One of the great injustices of the past week is that David de Gea hasn’t gotten the credit he deserves for his starring role in the win over Fulham.
As the full-time whistle was drowned out by a boisterous away end at Craven Cottage, focus turned to match-winner Alejandro Garnacho, who was soaking up the limelight.
It was his impressive industry that forged the final chance of the game; it was his craftiness and composure that saw the ball roll into the back of the net. A moment of calm amid the chaos that followed.
Garnacho fully deserves the headlines for his moment of stardom, but without the saves of De Gea at the other end of the pitch, it would have counted for nothing more than a consolation.
It was a day in which the Spaniard didn’t necessarily produce any of the outrageous saves he has come to be known for across his career, though what he did produce was a string of hugely important saves when his team was under fire.
There was some criticism of De Gea for not intercepting the cross that led to Daniel James’ equalising strike, but it seems he is always made a scapegoat whenever any goal is conceded, regardless of other failings around him.
Instead, the 32-year-old tends to go under the radar unless he has made a huge, unforgivable error, or gets lavished with praise if he makes a match-winning stop at the death like he did against West Ham.
In recent weeks, he has quietly gone about his business, and it has been a huge benefit to United as they’ve searched for stability under Erik ten Hag.
De Gea finished the Fulham win having made six saves, five of which were inside his own box. He completed three long balls, had 41 touches of the ball in total, and registered a credible 82% passing accuracy.
United will still consider signing a new goalkeeper next year, but funds could be limited given that adding a new striker is the priority. With Cristiano Ronaldo on his way out, there is even an argument to suggest that signing two forwards is advisable given how few options there are.
Ten Hag also has an interest in signing a new right full-back to offer competition for Diogo Dalot, while there is also an appreciation for a new midfielder in order to ease the reliance on Christian Eriksen’s creativity.
It means that while signing a new goalkeeper might be a long-term ambition of the club, it could still be overlooked next year given that the squad would perhaps gain more from strengthening other positions first.
That’s a feeling echoed by club great Edwin van der Sar, someone who is eager for supporters to look at the bigger picture when it comes to analysing the current first-choice in goal.
“David has done fantastically,” the Dutchman told The Athletic. “He succeeded me in 2011, it’s now 2022 — he’s played 11 years and five times Player of the Season.
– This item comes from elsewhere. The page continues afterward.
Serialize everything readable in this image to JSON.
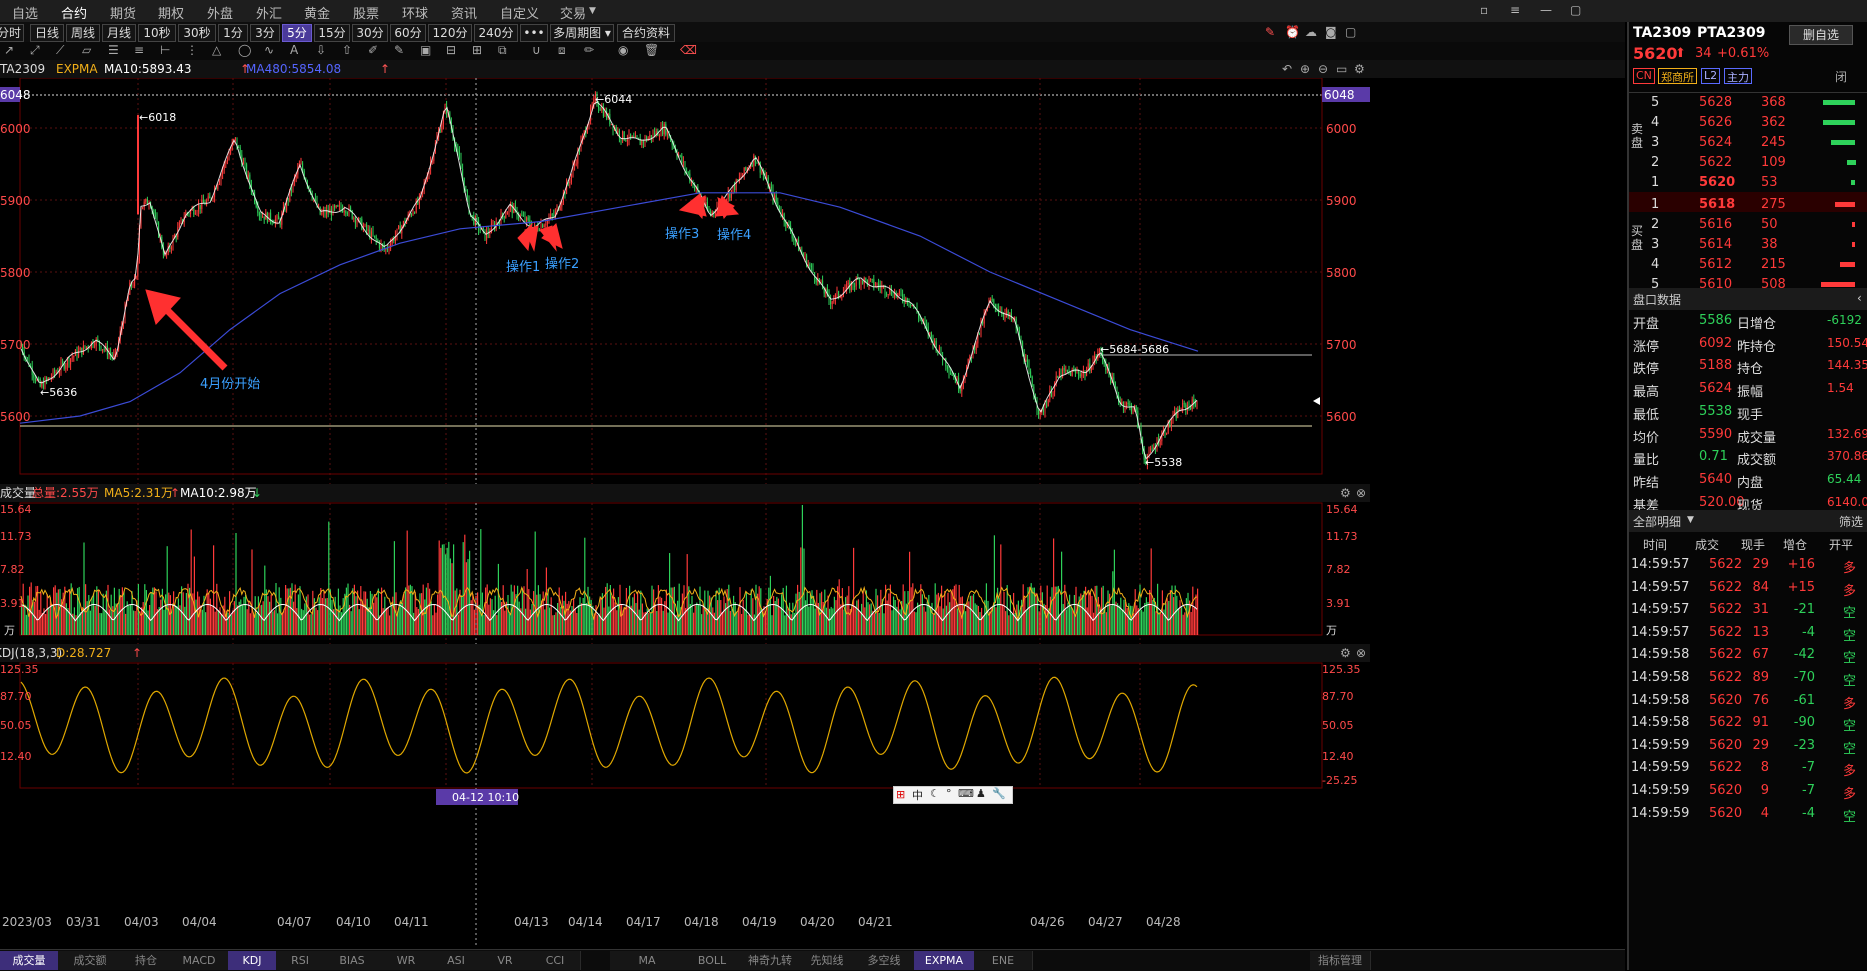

Yes, he is a certain type of goalkeeper, and he is very good at certain points and a little bit less at other ones. Nobody is perfect.
“But he is still young. He has developed himself. It has also to do with outfield players, the way the coach want to play, the way they want to play the ball from defensive areas. On the goalkeeping side, I don’t think there are any complaints regarding David.”
Van der Sar makes a very important point. It is no secret that De Gea isn’t always the perfect fit for the style of play that is desired, but by going in pursuit of someone who is, they could lose out on the greatest asset of all: actually keeping the ball out of the net.
Instead, with transfer priorities lying elsewhere, it might still be best for United to stick with what they have in goal and see whether or not the Spaniard really can adapt to their style of play before his contract expires at the end of the season.
De Gea has already signalled his desire to sign a new contract at the club, though it makes most sense for the club to trigger his one-year extension and give him another season to prove his worth under Ten Hag before any firm decision is made.
The goalkeeper’s future will no doubt become a much more pressing subject the next time he has a headline-grabbing performance, whether that is for good or bad reasons, but it is in these times of lull that a fairer assessment can be made.
Signing a new shot-stopper is a preference, not necessarily a priority.